Unlike other visas, you can’t self-petition for an EB 1B. It’s crucial to note that the employer petitioning on your behalf must be the party who completes Form I-140. They also need to be a qualifying sponsoring employer.
If the hiring employer is a private company, the government requires them to have at least three additional full-time researchers at the institution and documented accomplishments in their specific field of study.
If the employer is from a public establishment, they must be from a U.S. university or establishment of higher learning. They must also show they can pay and continue paying your offered wage beginning on your priority date.
Your employer can do this by sending the following:
- An annual report
- A federal income tax report
- An audited financial statement
Role of Employer in the EB-1B Petition
To receive an EB-1B visa, your current or future U.S. employer is the petitioner, and you are the beneficiary.
The employer must prove that the potential job is for the following:
- A tenure or tenure-track position
- A research position offer with no fixed time with the expectation of permanent employment.
- A research position at a private, qualifying sponsoring employer
- A comparable position
Even though EB-1B visas don’t require a Department of Labor (DOL) Labor Certification, there must be an offer of employment from your prospective employer.
Additionally, the employer must be able to show they have a minimum of three other full-time researchers obtaining documented accomplishments.
The EB-1B Application Process
To petition for an EB-1B visa, the current or future employer petitioner must do the following:
- Complete and sign Form I-140, Petition for a Nonimmigrant Worker.
- Submit the required filing fee of $700. However, if the employer wants premium processing with a guaranteed 15-day processing time, they must also fill out Form I-907, Request for Premium Processing, and pay a fee of $2,500.
- Provide all evidence required for the EB-1B visa.
After the employer files the I-140 form, the USCIS will process the application and provide them with a receipt of the notice. If needed, they will reach out for a biometrics service notice or a notice to appear for an interview.
When it’s ready, the employer will also receive a notice of their decision.
The EB-1 application process has two parts that employers and their beneficiaries should be aware of:
- Priority Date
- Final Action Date

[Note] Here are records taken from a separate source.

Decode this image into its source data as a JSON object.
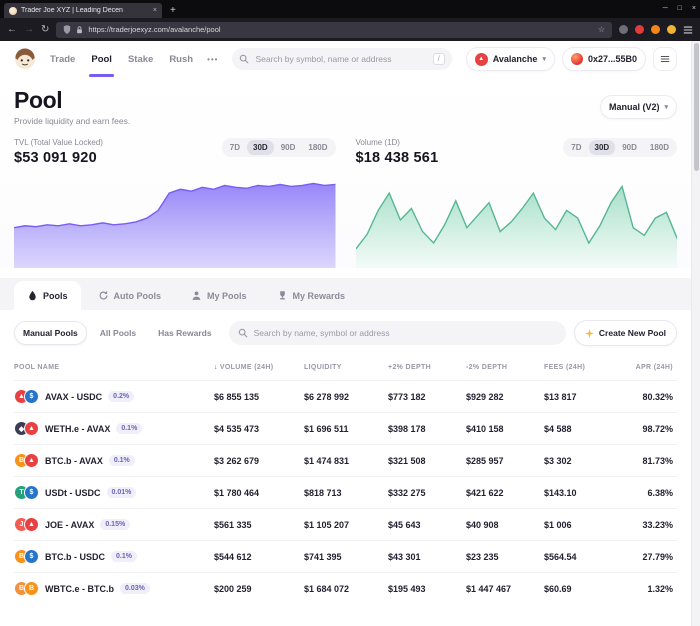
{
  "theme": {
    "accent": "#7b5cf0",
    "tvl_chart_color": "#7a5cf5",
    "volume_chart_color": "#57b694",
    "network_color": "#e84142"
  },
  "icons": {
    "close": "×",
    "minimize": "─",
    "maximize": "□",
    "plus": "+",
    "back": "←",
    "forward": "→",
    "reload": "↻",
    "star": "☆",
    "chevron": "▾",
    "sort_desc": "↓",
    "triangle": "▲",
    "more_dots": "•••"
  },
  "browser": {
    "tab_title": "Trader Joe XYZ | Leading Decen",
    "url": "https://traderjoexyz.com/avalanche/pool"
  },
  "header": {
    "nav": [
      {
        "label": "Trade",
        "active": false
      },
      {
        "label": "Pool",
        "active": true
      },
      {
        "label": "Stake",
        "active": false
      },
      {
        "label": "Rush",
        "active": false
      }
    ],
    "search_placeholder": "Search by symbol, name or address",
    "search_shortcut": "/",
    "network_label": "Avalanche",
    "wallet_address": "0x27...55B0"
  },
  "page": {
    "title": "Pool",
    "subtitle": "Provide liquidity and earn fees.",
    "mode_button": "Manual (V2)"
  },
  "stats": {
    "ranges": [
      "7D",
      "30D",
      "90D",
      "180D"
    ],
    "active_range": "30D",
    "tvl_label": "TVL (Total Value Locked)",
    "tvl_value": "$53 091 920",
    "volume_label": "Volume (1D)",
    "volume_value": "$18 438 561"
  },
  "chart_data": [
    {
      "type": "area",
      "name": "tvl",
      "title": "TVL (Total Value Locked)",
      "current_value": "$53 091 920",
      "range": "30D",
      "line_color": "#7a5cf5",
      "fill_top": "#9181f8",
      "fill_bottom": "#d6cffc",
      "points": [
        0.42,
        0.44,
        0.43,
        0.45,
        0.44,
        0.46,
        0.44,
        0.45,
        0.47,
        0.45,
        0.46,
        0.48,
        0.52,
        0.6,
        0.78,
        0.82,
        0.8,
        0.84,
        0.82,
        0.86,
        0.84,
        0.83,
        0.86,
        0.85,
        0.87,
        0.85,
        0.86,
        0.88,
        0.86,
        0.87
      ]
    },
    {
      "type": "area",
      "name": "volume",
      "title": "Volume (1D)",
      "current_value": "$18 438 561",
      "range": "30D",
      "line_color": "#57b694",
      "fill_top": "#9ddcc2",
      "fill_bottom": "#f0fbf6",
      "points": [
        0.2,
        0.35,
        0.6,
        0.78,
        0.5,
        0.62,
        0.38,
        0.26,
        0.45,
        0.7,
        0.42,
        0.55,
        0.68,
        0.38,
        0.48,
        0.62,
        0.78,
        0.52,
        0.4,
        0.6,
        0.52,
        0.26,
        0.44,
        0.68,
        0.85,
        0.42,
        0.34,
        0.52,
        0.58,
        0.3
      ]
    }
  ],
  "tabs": [
    {
      "label": "Pools",
      "icon": "droplet-icon",
      "active": true
    },
    {
      "label": "Auto Pools",
      "icon": "refresh-icon",
      "active": false
    },
    {
      "label": "My Pools",
      "icon": "user-icon",
      "active": false
    },
    {
      "label": "My Rewards",
      "icon": "trophy-icon",
      "active": false
    }
  ],
  "filters": {
    "options": [
      "Manual Pools",
      "All Pools",
      "Has Rewards"
    ],
    "active": "Manual Pools",
    "search_placeholder": "Search by name, symbol or address",
    "create_button": "Create New Pool"
  },
  "table": {
    "columns": [
      {
        "label": "POOL NAME",
        "align": "left",
        "sorted": false
      },
      {
        "label": "VOLUME (24H)",
        "align": "left",
        "sorted": true
      },
      {
        "label": "LIQUIDITY",
        "align": "left",
        "sorted": false
      },
      {
        "label": "+2% DEPTH",
        "align": "left",
        "sorted": false
      },
      {
        "label": "-2% DEPTH",
        "align": "left",
        "sorted": false
      },
      {
        "label": "FEES (24H)",
        "align": "left",
        "sorted": false
      },
      {
        "label": "APR (24H)",
        "align": "right",
        "sorted": false
      }
    ],
    "rows": [
      {
        "pair": "AVAX - USDC",
        "fee": "0.2%",
        "tokens": [
          {
            "name": "AVAX",
            "color": "#e84142",
            "glyph": "▲"
          },
          {
            "name": "USDC",
            "color": "#2775ca",
            "glyph": "$"
          }
        ],
        "values": [
          "$6 855 135",
          "$6 278 992",
          "$773 182",
          "$929 282",
          "$13 817",
          "80.32%"
        ]
      },
      {
        "pair": "WETH.e - AVAX",
        "fee": "0.1%",
        "tokens": [
          {
            "name": "WETH.e",
            "color": "#3a3d55",
            "glyph": "◆"
          },
          {
            "name": "AVAX",
            "color": "#e84142",
            "glyph": "▲"
          }
        ],
        "values": [
          "$4 535 473",
          "$1 696 511",
          "$398 178",
          "$410 158",
          "$4 588",
          "98.72%"
        ]
      },
      {
        "pair": "BTC.b - AVAX",
        "fee": "0.1%",
        "tokens": [
          {
            "name": "BTC.b",
            "color": "#f7931a",
            "glyph": "B"
          },
          {
            "name": "AVAX",
            "color": "#e84142",
            "glyph": "▲"
          }
        ],
        "values": [
          "$3 262 679",
          "$1 474 831",
          "$321 508",
          "$285 957",
          "$3 302",
          "81.73%"
        ]
      },
      {
        "pair": "USDt - USDC",
        "fee": "0.01%",
        "tokens": [
          {
            "name": "USDt",
            "color": "#26a17b",
            "glyph": "T"
          },
          {
            "name": "USDC",
            "color": "#2775ca",
            "glyph": "$"
          }
        ],
        "values": [
          "$1 780 464",
          "$818 713",
          "$332 275",
          "$421 622",
          "$143.10",
          "6.38%"
        ]
      },
      {
        "pair": "JOE - AVAX",
        "fee": "0.15%",
        "tokens": [
          {
            "name": "JOE",
            "color": "#f25c54",
            "glyph": "J"
          },
          {
            "name": "AVAX",
            "color": "#e84142",
            "glyph": "▲"
          }
        ],
        "values": [
          "$561 335",
          "$1 105 207",
          "$45 643",
          "$40 908",
          "$1 006",
          "33.23%"
        ]
      },
      {
        "pair": "BTC.b - USDC",
        "fee": "0.1%",
        "tokens": [
          {
            "name": "BTC.b",
            "color": "#f7931a",
            "glyph": "B"
          },
          {
            "name": "USDC",
            "color": "#2775ca",
            "glyph": "$"
          }
        ],
        "values": [
          "$544 612",
          "$741 395",
          "$43 301",
          "$23 235",
          "$564.54",
          "27.79%"
        ]
      },
      {
        "pair": "WBTC.e - BTC.b",
        "fee": "0.03%",
        "tokens": [
          {
            "name": "WBTC.e",
            "color": "#f09242",
            "glyph": "B"
          },
          {
            "name": "BTC.b",
            "color": "#f7931a",
            "glyph": "B"
          }
        ],
        "values": [
          "$200 259",
          "$1 684 072",
          "$195 493",
          "$1 447 467",
          "$60.69",
          "1.32%"
        ]
      }
    ]
  }
}
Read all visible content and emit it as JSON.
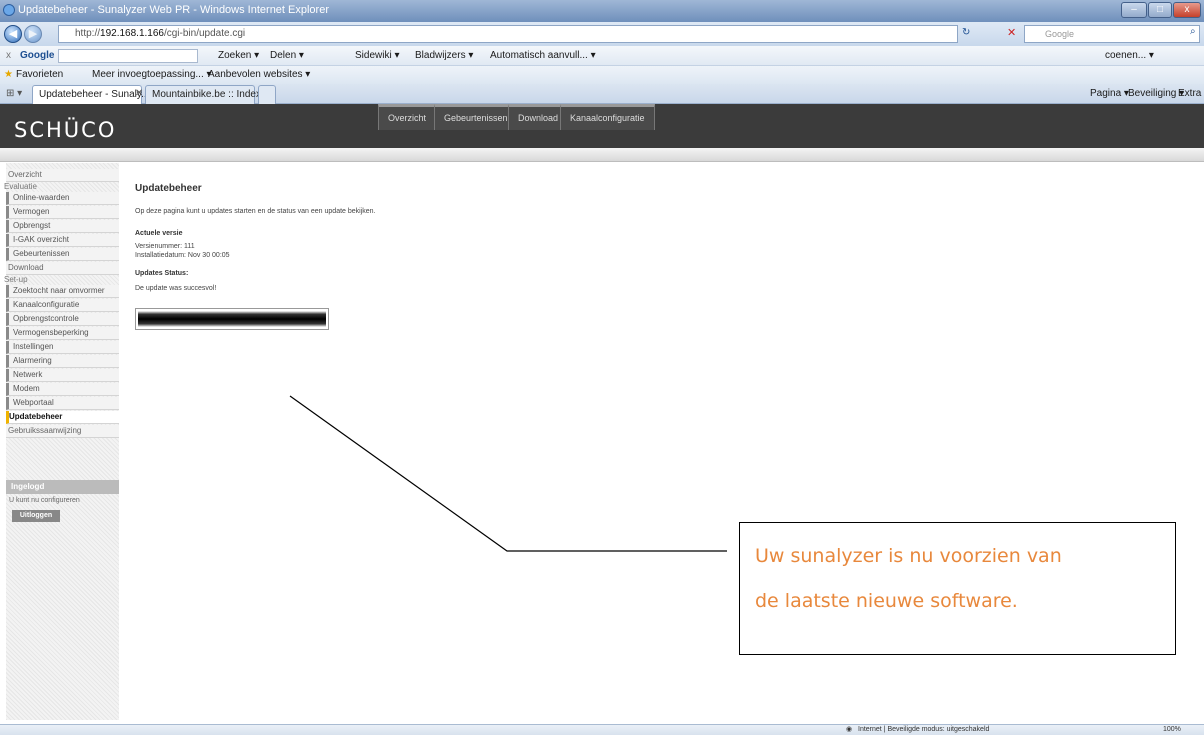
{
  "window": {
    "title": "Updatebeheer - Sunalyzer Web PR - Windows Internet Explorer",
    "url_prefix": "http://",
    "url_host": "192.168.1.166",
    "url_path": "/cgi-bin/update.cgi",
    "search_placeholder": "Google"
  },
  "google_toolbar": {
    "close": "x",
    "brand": "Google",
    "items": [
      "Zoeken ▾",
      "Delen ▾",
      "Sidewiki ▾",
      "Bladwijzers ▾",
      "Automatisch aanvull... ▾"
    ],
    "account": "coenen... ▾"
  },
  "favorites_bar": {
    "favorites": "Favorieten",
    "items": [
      "Meer invoegtoepassing... ▾",
      "Aanbevolen websites ▾"
    ]
  },
  "tabs": [
    {
      "label": "Updatebeheer - Sunaly...",
      "active": true
    },
    {
      "label": "Mountainbike.be :: Index",
      "active": false
    }
  ],
  "command_bar": [
    "Pagina ▾",
    "Beveiliging ▾",
    "Extra ▾"
  ],
  "page": {
    "logo": "SCHÜCO",
    "top_nav": [
      "Overzicht",
      "Gebeurtenissen",
      "Download",
      "Kanaalconfiguratie"
    ],
    "sidebar": [
      {
        "label": "Overzicht",
        "type": "head"
      },
      {
        "label": "Evaluatie",
        "type": "section"
      },
      {
        "label": "Online-waarden",
        "type": "item"
      },
      {
        "label": "Vermogen",
        "type": "item"
      },
      {
        "label": "Opbrengst",
        "type": "item"
      },
      {
        "label": "I-GAK overzicht",
        "type": "item"
      },
      {
        "label": "Gebeurtenissen",
        "type": "item"
      },
      {
        "label": "Download",
        "type": "head"
      },
      {
        "label": "Set-up",
        "type": "section"
      },
      {
        "label": "Zoektocht naar omvormer",
        "type": "item"
      },
      {
        "label": "Kanaalconfiguratie",
        "type": "item"
      },
      {
        "label": "Opbrengstcontrole",
        "type": "item"
      },
      {
        "label": "Vermogensbeperking",
        "type": "item"
      },
      {
        "label": "Instellingen",
        "type": "item"
      },
      {
        "label": "Alarmering",
        "type": "item"
      },
      {
        "label": "Netwerk",
        "type": "item"
      },
      {
        "label": "Modem",
        "type": "item"
      },
      {
        "label": "Webportaal",
        "type": "item"
      },
      {
        "label": "Updatebeheer",
        "type": "active"
      },
      {
        "label": "Gebruikssaanwijzing",
        "type": "head"
      }
    ],
    "login": {
      "heading": "Ingelogd",
      "text": "U kunt nu configureren",
      "logout": "Uitloggen"
    },
    "content": {
      "title": "Updatebeheer",
      "intro": "Op deze pagina kunt u updates starten en de status van een update bekijken.",
      "current_heading": "Actuele versie",
      "version": "Versienummer: 111",
      "install_date": "Installatiedatum: Nov 30 00:05",
      "status_heading": "Updates Status:",
      "status_text": "De update was succesvol!",
      "progress": 1.0
    }
  },
  "annotation": {
    "line1": "Uw sunalyzer is nu voorzien van",
    "line2": "de laatste nieuwe software."
  },
  "statusbar": {
    "zone": "Internet | Beveiligde modus: uitgeschakeld",
    "zoom": "100%"
  }
}
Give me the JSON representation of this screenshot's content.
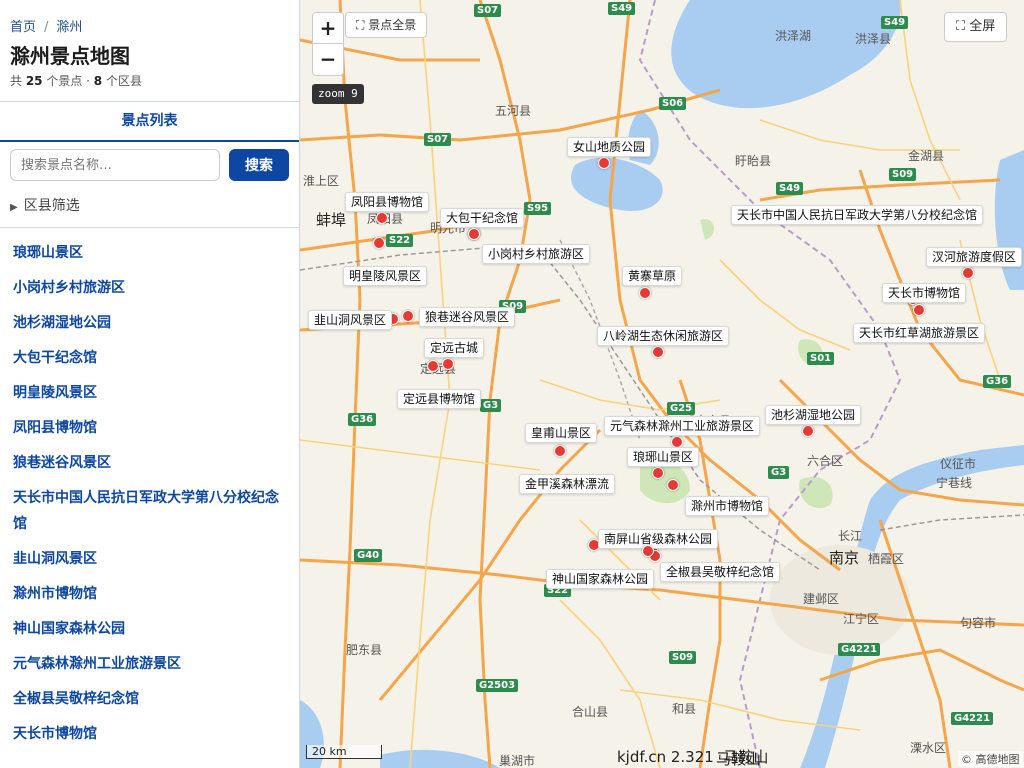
{
  "breadcrumb": {
    "home": "首页",
    "separator": "/",
    "current": "滁州"
  },
  "page_title": "滁州景点地图",
  "stats": {
    "prefix": "共 ",
    "spot_count": "25",
    "spot_unit": " 个景点 · ",
    "district_count": "8",
    "district_unit": " 个区县"
  },
  "tabs": {
    "list_tab": "景点列表"
  },
  "search": {
    "placeholder": "搜索景点名称…",
    "button": "搜索"
  },
  "filter": {
    "toggle_icon": "triangle-right-icon",
    "label": "区县筛选"
  },
  "spot_list": [
    "琅琊山景区",
    "小岗村乡村旅游区",
    "池杉湖湿地公园",
    "大包干纪念馆",
    "明皇陵风景区",
    "凤阳县博物馆",
    "狼巷迷谷风景区",
    "天长市中国人民抗日军政大学第八分校纪念馆",
    "韭山洞风景区",
    "滁州市博物馆",
    "神山国家森林公园",
    "元气森林滁州工业旅游景区",
    "全椒县吴敬梓纪念馆",
    "天长市博物馆"
  ],
  "map": {
    "controls": {
      "zoom_in": "+",
      "zoom_out": "−",
      "overview_icon": "expand-icon",
      "overview": "景点全景",
      "fullscreen_icon": "expand-icon",
      "fullscreen": "全屏",
      "zoom_level": "zoom 9"
    },
    "markers": [
      {
        "name": "女山地质公园"
      },
      {
        "name": "凤阳县博物馆"
      },
      {
        "name": "大包干纪念馆"
      },
      {
        "name": "小岗村乡村旅游区"
      },
      {
        "name": "明皇陵风景区"
      },
      {
        "name": "黄寨草原"
      },
      {
        "name": "天长市中国人民抗日军政大学第八分校纪念馆"
      },
      {
        "name": "汊河旅游度假区"
      },
      {
        "name": "天长市博物馆"
      },
      {
        "name": "韭山洞风景区"
      },
      {
        "name": "狼巷迷谷风景区"
      },
      {
        "name": "天长市红草湖旅游景区"
      },
      {
        "name": "八岭湖生态休闲旅游区"
      },
      {
        "name": "定远古城"
      },
      {
        "name": "定远县博物馆"
      },
      {
        "name": "元气森林滁州工业旅游景区"
      },
      {
        "name": "池杉湖湿地公园"
      },
      {
        "name": "皇甫山景区"
      },
      {
        "name": "琅琊山景区"
      },
      {
        "name": "金甲溪森林漂流"
      },
      {
        "name": "滁州市博物馆"
      },
      {
        "name": "南屏山省级森林公园"
      },
      {
        "name": "全椒县吴敬梓纪念馆"
      },
      {
        "name": "神山国家森林公园"
      }
    ],
    "places": [
      "洪泽湖",
      "洪泽县",
      "五河县",
      "盱眙县",
      "金湖县",
      "淮上区",
      "蚌埠",
      "凤阳县",
      "明光市",
      "定远县",
      "来安县",
      "六合区",
      "仪征市",
      "宁巷线",
      "长江",
      "南京",
      "栖霞区",
      "建邺区",
      "江宁区",
      "句容市",
      "肥东县",
      "合山县",
      "和县",
      "溧水区",
      "巢湖市",
      "马鞍山"
    ],
    "highways": [
      "S07",
      "S49",
      "S49",
      "S06",
      "S07",
      "S95",
      "S22",
      "S49",
      "S09",
      "S09",
      "G3",
      "G36",
      "G25",
      "S01",
      "G36",
      "G3",
      "G40",
      "S22",
      "S09",
      "G2503",
      "G4221",
      "G4221"
    ],
    "scale": "20 km",
    "footer": "kjdf.cn 2.321",
    "footer_place": "马鞍山",
    "attribution": "© 高德地图"
  },
  "colors": {
    "accent": "#0d47a1",
    "marker": "#e53935",
    "water": "#a9cdf0",
    "road_major": "#f5a54a",
    "highway_shield": "#2e8b4e"
  }
}
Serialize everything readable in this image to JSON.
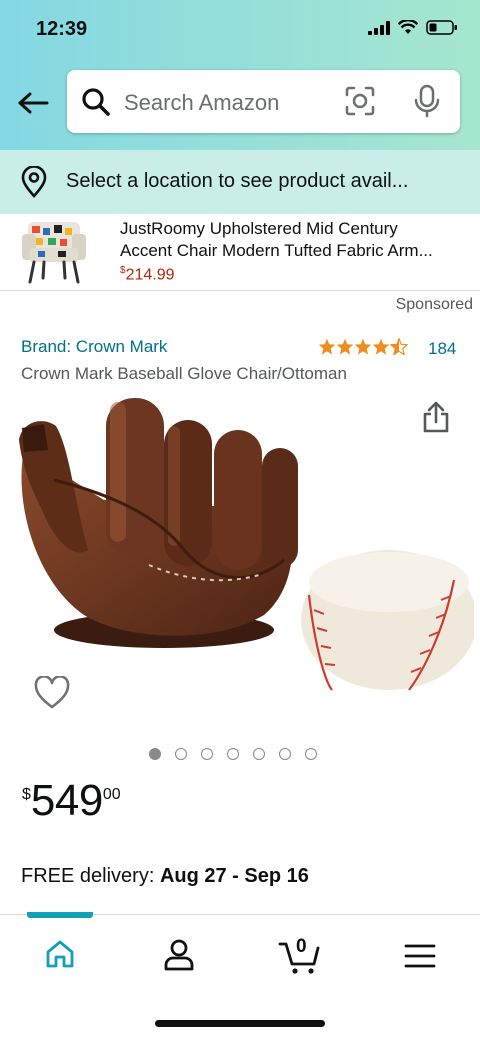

The priority date doesn’t change as it’s the date when the USCIS receives the petition. The final action date varies monthly and depends on how many people from your country filed for an EB-1 visa.
You can reference the U.S. Department of State’s visa bulletin to find the final action dates for that month. When a priority date meets or exceeds the action date for your country, a visa number will become available, and you can proceed.
Petitioning for or being a benefactor of an EB-1B visa is often a challenging process. However, working closely with an experienced EB-1 visa attorney can benefit you by ensuring you have the best chance to obtain your green card. An experienced immigration lawyer can help walk you through the forms, gather evidence, and help you understand the process.
Can Spouses Work on an EB-1 Visa?
Through the EB1 visa scheme, bringing your dependents with you to the U.S. is possible.
A dependent of an EB1 visa holder is defined as any of the following:
- Legal spouse
- Civil partner
- Unmarried children that are 21 years or younger
A spouse or civil partner can accept employment in their field. Still, they must complete Form I-750, apply, and get an accepted Employment Authorization confirmation.
Dependent children of any age aren’t eligible to work, but any of your dependents (including the spouse) may attend school freely, including colleges and universities.
Need Help with EB1? Call TZG Law Today
TZG Law is here to provide professional guidance and support in navigating the complexities of immigration law. With our team of experienced immigration attorneys, we specialize in various areas of immigration, including EB1, employment visas, naturalization, deportation defense, and more. Whatever your immigration needs may be, we have the knowledge and skills to assist you.
Take action today! Contact TZG Law at 385-396-4599 or click here to schedule your initial consultation with Tina. Let us be your trusted partner on your immigration journey.